The reason we – practitioners, providers, service users and the public – don’t feel we have much of a say in policy at the moment is not primarily because of the speed at which policy is developed but because of the way it’s developed. It’s not because policy consultation timescales are too tight – though they often are – but because we don’t have confidence that anything we submit as part of these processes will be listened to. We suspect that the policy has already been determined behind closed doors, and that policymakers are going through the motions (as well as meeting a legal requirement) to consult with us – hence the tight timescales.

This suggests that what we need are better, real ‘pre-consultation’ processes by which we can propose, develop and inform policy. Formal consultations would then come towards the end of a process of more open, collaborative and cooperative policy research and development. We’ve suggested already in this series of posts how this kind of openness could help to strengthen democracy, trust and participation. At the moment, there are no such processes, at least not public ones. What we have instead is lobbying that is expensive, time-consuming and exclusive – the latter meaning taking place behind closed doors, but also because it’s often too expensive and demanding for smaller charities and campaigns to commission the policy work that might help them to influence policymakers (something we consider in the next post in this series).

So far this sounds even more time-consuming. But the point is that, through policy development being more open at an earlier stage and to more participants, we could more easily root out the bad ideas that should be killed off quickly. What we would avoid with this approach is the current situation of often quite poor policy being developed too slowly (because government doesn’t listen to what providers and others are telling it) and then implemented too quickly (because government continues not to listen). Instead we’d stand a better chance that the right amount of credible policy would be developed at the right pace.
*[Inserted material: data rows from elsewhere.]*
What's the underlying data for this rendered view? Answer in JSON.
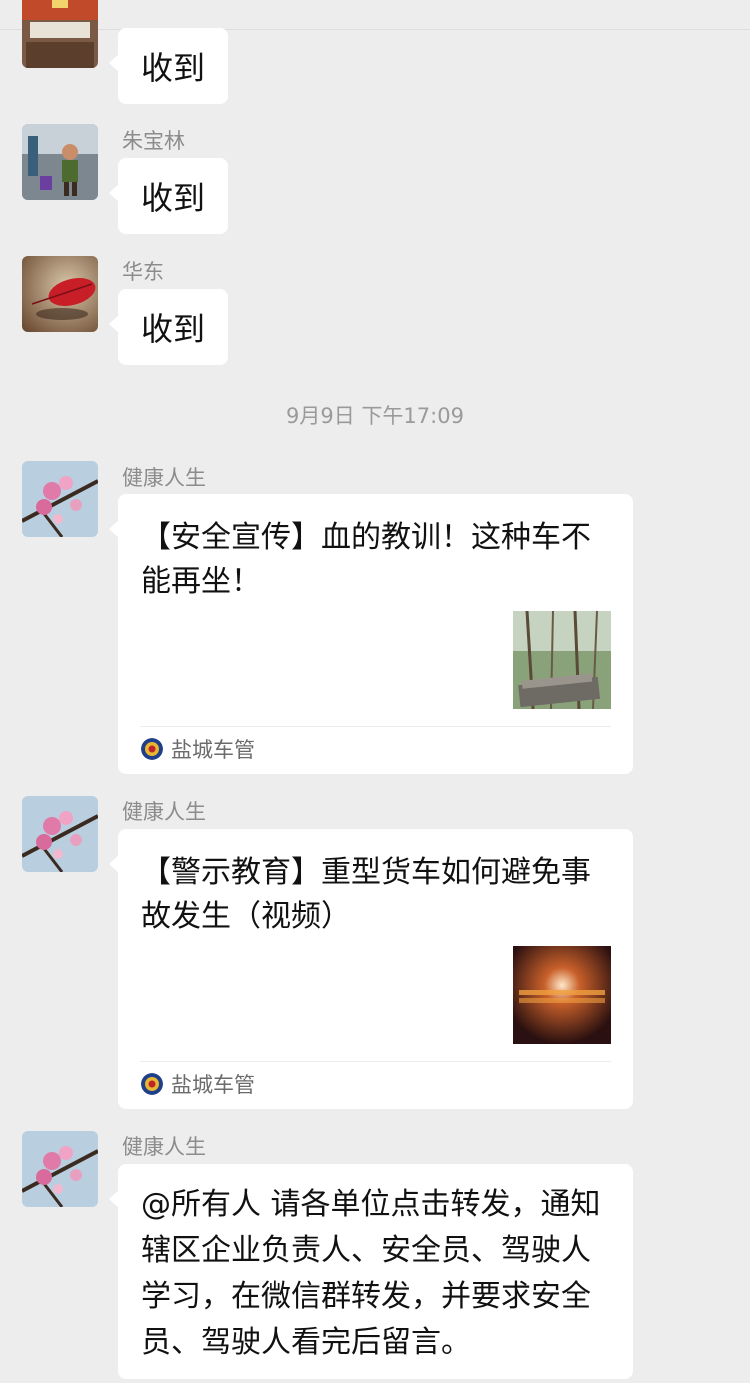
{
  "messages": [
    {
      "sender": "",
      "text": "收到"
    },
    {
      "sender": "朱宝林",
      "text": "收到"
    },
    {
      "sender": "华东",
      "text": "收到"
    }
  ],
  "timestamp": "9月9日 下午17:09",
  "cards": [
    {
      "sender": "健康人生",
      "title": "【安全宣传】血的教训！这种车不能再坐！",
      "source": "盐城车管",
      "thumbnail_icon": "forest-crash-thumbnail"
    },
    {
      "sender": "健康人生",
      "title": "【警示教育】重型货车如何避免事故发生（视频）",
      "source": "盐城车管",
      "thumbnail_icon": "video-thumbnail"
    }
  ],
  "last_message": {
    "sender": "健康人生",
    "text": "@所有人 请各单位点击转发，通知辖区企业负责人、安全员、驾驶人学习，在微信群转发，并要求安全员、驾驶人看完后留言。"
  },
  "colors": {
    "background": "#ededed",
    "bubble": "#ffffff",
    "meta_text": "#8c8c8c"
  }
}
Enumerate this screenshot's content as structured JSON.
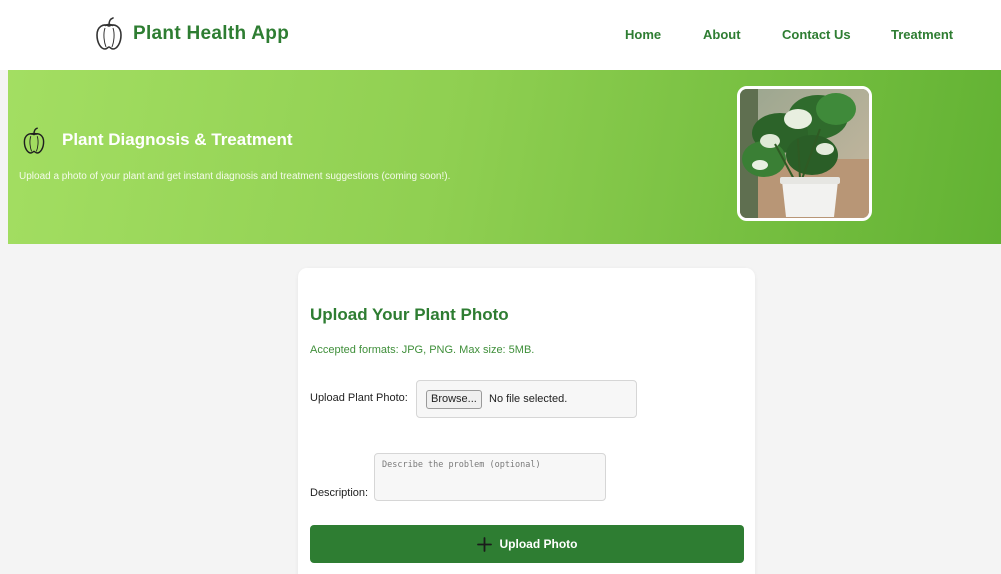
{
  "header": {
    "app_name": "Plant Health App",
    "logo_icon": "bell-pepper-icon",
    "nav": [
      {
        "label": "Home"
      },
      {
        "label": "About"
      },
      {
        "label": "Contact Us"
      },
      {
        "label": "Treatment"
      }
    ]
  },
  "hero": {
    "icon": "bell-pepper-icon",
    "title": "Plant Diagnosis & Treatment",
    "subtitle": "Upload a photo of your plant and get instant diagnosis and treatment suggestions (coming soon!).",
    "image": "potted-plant-photo"
  },
  "upload_card": {
    "title": "Upload Your Plant Photo",
    "formats_note": "Accepted formats: JPG, PNG. Max size: 5MB.",
    "photo_label": "Upload Plant Photo:",
    "browse_label": "Browse...",
    "no_file_text": "No file selected.",
    "description_label": "Description:",
    "description_placeholder": "Describe the problem (optional)",
    "submit_label": "Upload Photo",
    "submit_icon": "plus-icon"
  },
  "colors": {
    "brand_green": "#2e7d32",
    "hero_gradient_start": "#a3de62",
    "hero_gradient_end": "#62b233",
    "page_background": "#f4f4f4"
  }
}
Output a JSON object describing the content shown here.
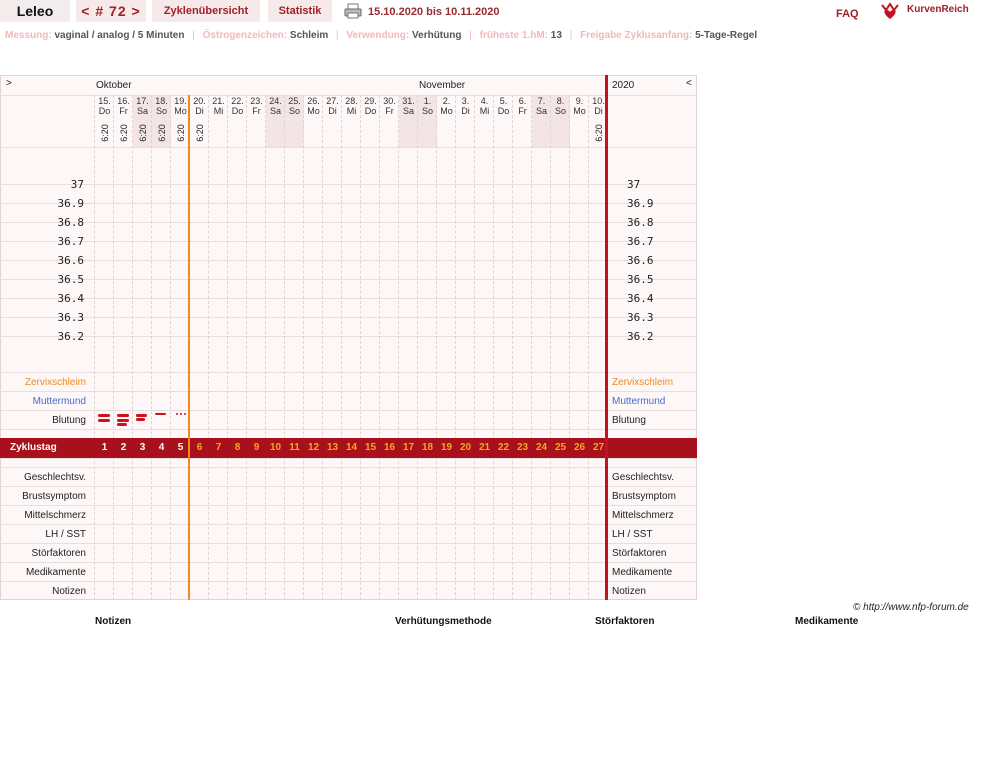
{
  "nav": {
    "user": "Leleo",
    "cycle": "< # 72 >",
    "overview": "Zyklenübersicht",
    "stats": "Statistik",
    "date_range": "15.10.2020 bis 10.11.2020",
    "faq": "FAQ",
    "logo": "KurvenReich"
  },
  "info": [
    {
      "key": "Messung:",
      "value": "vaginal / analog / 5 Minuten"
    },
    {
      "key": "Östrogenzeichen:",
      "value": "Schleim"
    },
    {
      "key": "Verwendung:",
      "value": "Verhütung"
    },
    {
      "key": "früheste 1.hM:",
      "value": "13"
    },
    {
      "key": "Freigabe Zyklusanfang:",
      "value": "5-Tage-Regel"
    }
  ],
  "chart": {
    "nav_left": ">",
    "nav_right": "<",
    "month1": "Oktober",
    "month2": "November",
    "year": "2020",
    "days": [
      {
        "n": "15.",
        "w": "Do",
        "t": "6:20"
      },
      {
        "n": "16.",
        "w": "Fr",
        "t": "6:20"
      },
      {
        "n": "17.",
        "w": "Sa",
        "t": "6:20"
      },
      {
        "n": "18.",
        "w": "So",
        "t": "6:20"
      },
      {
        "n": "19.",
        "w": "Mo",
        "t": "6:20"
      },
      {
        "n": "20.",
        "w": "Di",
        "t": "6:20"
      },
      {
        "n": "21.",
        "w": "Mi",
        "t": ""
      },
      {
        "n": "22.",
        "w": "Do",
        "t": ""
      },
      {
        "n": "23.",
        "w": "Fr",
        "t": ""
      },
      {
        "n": "24.",
        "w": "Sa",
        "t": ""
      },
      {
        "n": "25.",
        "w": "So",
        "t": ""
      },
      {
        "n": "26.",
        "w": "Mo",
        "t": ""
      },
      {
        "n": "27.",
        "w": "Di",
        "t": ""
      },
      {
        "n": "28.",
        "w": "Mi",
        "t": ""
      },
      {
        "n": "29.",
        "w": "Do",
        "t": ""
      },
      {
        "n": "30.",
        "w": "Fr",
        "t": ""
      },
      {
        "n": "31.",
        "w": "Sa",
        "t": ""
      },
      {
        "n": "1.",
        "w": "So",
        "t": ""
      },
      {
        "n": "2.",
        "w": "Mo",
        "t": ""
      },
      {
        "n": "3.",
        "w": "Di",
        "t": ""
      },
      {
        "n": "4.",
        "w": "Mi",
        "t": ""
      },
      {
        "n": "5.",
        "w": "Do",
        "t": ""
      },
      {
        "n": "6.",
        "w": "Fr",
        "t": ""
      },
      {
        "n": "7.",
        "w": "Sa",
        "t": ""
      },
      {
        "n": "8.",
        "w": "So",
        "t": ""
      },
      {
        "n": "9.",
        "w": "Mo",
        "t": ""
      },
      {
        "n": "10.",
        "w": "Di",
        "t": "6:20"
      }
    ],
    "temps": [
      "37",
      "36.9",
      "36.8",
      "36.7",
      "36.6",
      "36.5",
      "36.4",
      "36.3",
      "36.2"
    ],
    "rows_top": [
      {
        "label": "Zervixschleim",
        "color": "#f08a1e"
      },
      {
        "label": "Muttermund",
        "color": "#4a6acb"
      },
      {
        "label": "Blutung",
        "color": "#222"
      }
    ],
    "zyklustag_label": "Zyklustag",
    "cycle_days": [
      "1",
      "2",
      "3",
      "4",
      "5",
      "6",
      "7",
      "8",
      "9",
      "10",
      "11",
      "12",
      "13",
      "14",
      "15",
      "16",
      "17",
      "18",
      "19",
      "20",
      "21",
      "22",
      "23",
      "24",
      "25",
      "26",
      "27"
    ],
    "rows_bottom": [
      "Geschlechtsv.",
      "Brustsymptom",
      "Mittelschmerz",
      "LH / SST",
      "Störfaktoren",
      "Medikamente",
      "Notizen"
    ],
    "bleeding": [
      {
        "day": 1,
        "level": "heavy"
      },
      {
        "day": 2,
        "level": "heavy"
      },
      {
        "day": 3,
        "level": "medium"
      },
      {
        "day": 4,
        "level": "light"
      },
      {
        "day": 5,
        "level": "spotting"
      }
    ]
  },
  "credit": "© http://www.nfp-forum.de",
  "footer": [
    "Notizen",
    "Verhütungsmethode",
    "Störfaktoren",
    "Medikamente"
  ]
}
Of course, some types of research and analysis need to take a certain amount of time – but many don’t. Rigorous and robust long-term research will still take the time it needs to take. But many aspects of research and policy projects could take much less time if we could find a quicker way to get to the right people and organisations and to collate the knowledge they already have. In other words, the challenge is often more one of coordination. There’s no reason why, if we could develop a large enough community in one place or network, we couldn’t much more rapidly source the initial ‘good enough’ evidence (existing studies, evaluations, case studies etc) that might support further policy development in certain directions. We could also gather new ideas and proposals for policy in much less time from a far wider range of contributors. This is where technology can play an obvious role, in providing a platform for this coordination and networking to take place.
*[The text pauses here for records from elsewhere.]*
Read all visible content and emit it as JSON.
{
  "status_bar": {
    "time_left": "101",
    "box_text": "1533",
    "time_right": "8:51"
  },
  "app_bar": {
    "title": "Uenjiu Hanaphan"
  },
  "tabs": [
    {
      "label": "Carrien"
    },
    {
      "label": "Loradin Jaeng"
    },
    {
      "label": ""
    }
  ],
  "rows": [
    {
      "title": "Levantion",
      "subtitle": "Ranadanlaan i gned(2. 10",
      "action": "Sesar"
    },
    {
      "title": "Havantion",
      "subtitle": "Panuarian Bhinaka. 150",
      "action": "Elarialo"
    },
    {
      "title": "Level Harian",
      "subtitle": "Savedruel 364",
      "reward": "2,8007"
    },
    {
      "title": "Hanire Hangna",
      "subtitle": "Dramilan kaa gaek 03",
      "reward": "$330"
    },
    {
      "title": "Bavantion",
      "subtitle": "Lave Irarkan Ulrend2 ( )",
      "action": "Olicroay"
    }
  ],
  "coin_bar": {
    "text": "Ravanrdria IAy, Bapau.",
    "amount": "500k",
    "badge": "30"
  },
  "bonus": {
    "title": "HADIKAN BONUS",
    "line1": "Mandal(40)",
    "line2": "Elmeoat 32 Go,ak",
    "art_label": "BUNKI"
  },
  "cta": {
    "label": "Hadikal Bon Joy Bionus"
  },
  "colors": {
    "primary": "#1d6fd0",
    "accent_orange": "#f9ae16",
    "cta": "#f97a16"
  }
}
All that’s really being suggested here are the advantages of crowd sourcing applied to policy research and development. The answer then to the question we started with is that if ‘everyone’ had a say, policymaking could be quicker as well as more credible and more democratic.

That’s what this project is about – developing a platform to conduct policy and research work quickly and easily by involving more people in it. As we’ve outlined in an earlier post, we want our project to be a place where organisations such as charities can instantly test out ideas for a new research project and invite people to participate, call for suggestions for a policy statement or consultation response, or source case studies for a developing news story. This isn’t the old Soviet Union: we don’t expect to wait months for something we’ve bought to be delivered. It’s time for research and development to enter the twenty-first century – for it to be made quicker, better, and cheaper (the subject of the next post in this series).